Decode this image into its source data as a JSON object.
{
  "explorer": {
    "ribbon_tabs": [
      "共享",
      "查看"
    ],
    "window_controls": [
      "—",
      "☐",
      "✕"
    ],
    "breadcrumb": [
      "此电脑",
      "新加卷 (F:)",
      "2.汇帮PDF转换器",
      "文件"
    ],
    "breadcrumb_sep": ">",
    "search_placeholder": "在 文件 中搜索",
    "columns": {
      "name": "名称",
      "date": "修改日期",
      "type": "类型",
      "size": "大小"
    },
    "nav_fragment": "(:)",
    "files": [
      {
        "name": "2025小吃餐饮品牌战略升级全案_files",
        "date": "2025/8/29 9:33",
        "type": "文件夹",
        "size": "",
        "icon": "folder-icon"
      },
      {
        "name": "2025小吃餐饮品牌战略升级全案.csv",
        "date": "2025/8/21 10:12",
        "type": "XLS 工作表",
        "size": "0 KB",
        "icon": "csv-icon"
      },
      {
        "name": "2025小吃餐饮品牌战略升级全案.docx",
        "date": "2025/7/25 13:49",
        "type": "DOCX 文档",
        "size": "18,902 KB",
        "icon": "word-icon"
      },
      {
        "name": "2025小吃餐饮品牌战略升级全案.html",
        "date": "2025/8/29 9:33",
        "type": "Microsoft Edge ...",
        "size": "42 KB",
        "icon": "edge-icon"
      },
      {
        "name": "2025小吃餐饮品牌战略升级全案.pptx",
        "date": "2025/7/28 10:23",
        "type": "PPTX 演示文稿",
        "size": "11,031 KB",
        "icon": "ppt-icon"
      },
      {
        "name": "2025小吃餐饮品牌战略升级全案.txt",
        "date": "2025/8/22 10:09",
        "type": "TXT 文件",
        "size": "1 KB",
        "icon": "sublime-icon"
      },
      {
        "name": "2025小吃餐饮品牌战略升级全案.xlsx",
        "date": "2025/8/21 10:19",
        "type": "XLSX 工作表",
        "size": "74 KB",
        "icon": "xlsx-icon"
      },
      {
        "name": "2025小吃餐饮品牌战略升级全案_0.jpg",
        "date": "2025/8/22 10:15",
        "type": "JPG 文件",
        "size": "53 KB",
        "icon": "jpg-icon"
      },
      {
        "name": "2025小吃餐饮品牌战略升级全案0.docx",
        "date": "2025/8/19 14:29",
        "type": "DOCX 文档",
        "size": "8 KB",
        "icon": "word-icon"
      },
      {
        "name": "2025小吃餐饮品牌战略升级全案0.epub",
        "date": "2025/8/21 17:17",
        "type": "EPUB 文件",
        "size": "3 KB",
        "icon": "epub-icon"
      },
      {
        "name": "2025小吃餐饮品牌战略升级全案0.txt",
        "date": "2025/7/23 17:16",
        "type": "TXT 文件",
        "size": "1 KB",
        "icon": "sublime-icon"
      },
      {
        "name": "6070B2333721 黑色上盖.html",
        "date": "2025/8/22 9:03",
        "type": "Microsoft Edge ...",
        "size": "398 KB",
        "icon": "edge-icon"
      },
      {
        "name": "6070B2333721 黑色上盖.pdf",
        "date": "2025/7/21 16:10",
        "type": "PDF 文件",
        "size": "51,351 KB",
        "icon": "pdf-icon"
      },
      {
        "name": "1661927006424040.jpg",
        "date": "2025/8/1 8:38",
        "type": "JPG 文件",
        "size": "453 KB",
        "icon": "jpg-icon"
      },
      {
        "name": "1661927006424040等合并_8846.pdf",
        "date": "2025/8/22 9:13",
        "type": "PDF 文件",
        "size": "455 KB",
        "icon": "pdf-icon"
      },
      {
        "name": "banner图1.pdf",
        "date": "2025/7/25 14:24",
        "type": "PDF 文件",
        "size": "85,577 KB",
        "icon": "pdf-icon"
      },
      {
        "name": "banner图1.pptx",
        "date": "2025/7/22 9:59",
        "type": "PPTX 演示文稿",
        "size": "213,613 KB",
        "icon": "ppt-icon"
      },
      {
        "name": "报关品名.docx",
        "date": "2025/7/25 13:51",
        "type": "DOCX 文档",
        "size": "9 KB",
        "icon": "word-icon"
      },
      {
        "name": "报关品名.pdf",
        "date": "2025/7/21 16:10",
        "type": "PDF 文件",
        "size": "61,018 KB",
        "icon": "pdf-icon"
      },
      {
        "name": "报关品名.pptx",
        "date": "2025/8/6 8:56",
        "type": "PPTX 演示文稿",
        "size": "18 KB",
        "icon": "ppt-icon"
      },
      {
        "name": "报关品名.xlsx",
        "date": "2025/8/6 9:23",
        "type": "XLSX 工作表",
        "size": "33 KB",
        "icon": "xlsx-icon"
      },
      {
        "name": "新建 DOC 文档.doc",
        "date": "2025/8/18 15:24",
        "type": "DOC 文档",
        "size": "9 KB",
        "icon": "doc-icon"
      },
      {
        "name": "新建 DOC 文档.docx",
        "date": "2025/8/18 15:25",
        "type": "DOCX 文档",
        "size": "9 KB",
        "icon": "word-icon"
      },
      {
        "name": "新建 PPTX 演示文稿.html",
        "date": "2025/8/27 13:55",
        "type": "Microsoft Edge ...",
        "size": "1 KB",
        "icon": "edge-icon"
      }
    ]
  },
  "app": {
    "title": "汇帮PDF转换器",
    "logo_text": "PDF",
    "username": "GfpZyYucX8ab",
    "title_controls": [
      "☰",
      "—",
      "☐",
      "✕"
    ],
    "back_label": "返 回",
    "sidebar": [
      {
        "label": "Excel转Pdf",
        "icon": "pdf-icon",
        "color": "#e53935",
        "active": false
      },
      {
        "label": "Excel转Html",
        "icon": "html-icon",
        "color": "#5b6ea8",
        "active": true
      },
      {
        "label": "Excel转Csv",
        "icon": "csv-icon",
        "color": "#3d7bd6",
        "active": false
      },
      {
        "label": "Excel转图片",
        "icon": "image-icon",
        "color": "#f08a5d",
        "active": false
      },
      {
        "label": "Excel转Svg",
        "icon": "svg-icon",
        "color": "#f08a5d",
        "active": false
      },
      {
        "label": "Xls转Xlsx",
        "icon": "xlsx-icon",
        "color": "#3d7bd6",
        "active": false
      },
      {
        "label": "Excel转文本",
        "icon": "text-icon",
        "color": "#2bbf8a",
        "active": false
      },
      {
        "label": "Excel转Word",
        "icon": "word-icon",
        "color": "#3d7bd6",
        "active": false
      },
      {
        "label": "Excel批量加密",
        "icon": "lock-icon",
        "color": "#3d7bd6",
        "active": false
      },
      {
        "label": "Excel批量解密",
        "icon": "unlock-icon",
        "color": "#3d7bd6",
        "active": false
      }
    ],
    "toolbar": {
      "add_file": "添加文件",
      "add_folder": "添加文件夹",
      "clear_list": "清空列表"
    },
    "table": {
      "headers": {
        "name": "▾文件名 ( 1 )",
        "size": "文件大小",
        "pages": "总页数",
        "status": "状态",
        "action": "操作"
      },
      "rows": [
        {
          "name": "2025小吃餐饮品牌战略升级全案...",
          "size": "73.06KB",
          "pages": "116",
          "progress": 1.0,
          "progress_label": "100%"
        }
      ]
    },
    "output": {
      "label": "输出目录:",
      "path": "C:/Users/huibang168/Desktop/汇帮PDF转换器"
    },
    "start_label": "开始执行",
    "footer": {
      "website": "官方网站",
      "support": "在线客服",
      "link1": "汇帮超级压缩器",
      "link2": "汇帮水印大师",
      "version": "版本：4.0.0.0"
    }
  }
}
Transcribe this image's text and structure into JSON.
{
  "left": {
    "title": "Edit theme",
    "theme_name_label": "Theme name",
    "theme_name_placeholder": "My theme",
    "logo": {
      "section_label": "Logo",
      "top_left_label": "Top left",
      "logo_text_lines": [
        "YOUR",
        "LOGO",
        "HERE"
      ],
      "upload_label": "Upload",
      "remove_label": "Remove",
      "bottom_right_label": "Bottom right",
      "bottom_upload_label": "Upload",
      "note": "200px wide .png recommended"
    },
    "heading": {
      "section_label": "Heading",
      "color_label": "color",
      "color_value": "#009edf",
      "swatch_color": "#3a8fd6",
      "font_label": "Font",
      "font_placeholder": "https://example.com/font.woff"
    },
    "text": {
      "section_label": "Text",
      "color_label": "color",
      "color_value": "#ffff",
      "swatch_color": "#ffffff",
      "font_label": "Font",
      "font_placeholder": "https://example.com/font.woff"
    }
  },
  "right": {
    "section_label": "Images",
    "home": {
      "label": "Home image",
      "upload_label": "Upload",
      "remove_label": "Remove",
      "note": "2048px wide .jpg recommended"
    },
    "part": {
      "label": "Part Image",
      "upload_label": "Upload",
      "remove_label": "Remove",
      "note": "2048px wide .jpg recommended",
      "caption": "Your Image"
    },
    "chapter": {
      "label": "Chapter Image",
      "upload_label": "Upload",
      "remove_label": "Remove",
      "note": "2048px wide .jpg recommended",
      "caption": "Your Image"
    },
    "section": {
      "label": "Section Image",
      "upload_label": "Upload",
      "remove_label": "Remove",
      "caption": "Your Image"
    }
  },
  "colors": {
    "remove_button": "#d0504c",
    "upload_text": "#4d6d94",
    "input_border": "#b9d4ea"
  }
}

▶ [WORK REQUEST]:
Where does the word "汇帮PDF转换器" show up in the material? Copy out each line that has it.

▶ [EXERCISE SOLUTION]:
      "2.汇帮PDF转换器",
    "title": "汇帮PDF转换器",
      "path": "C:/Users/huibang168/Desktop/汇帮PDF转换器"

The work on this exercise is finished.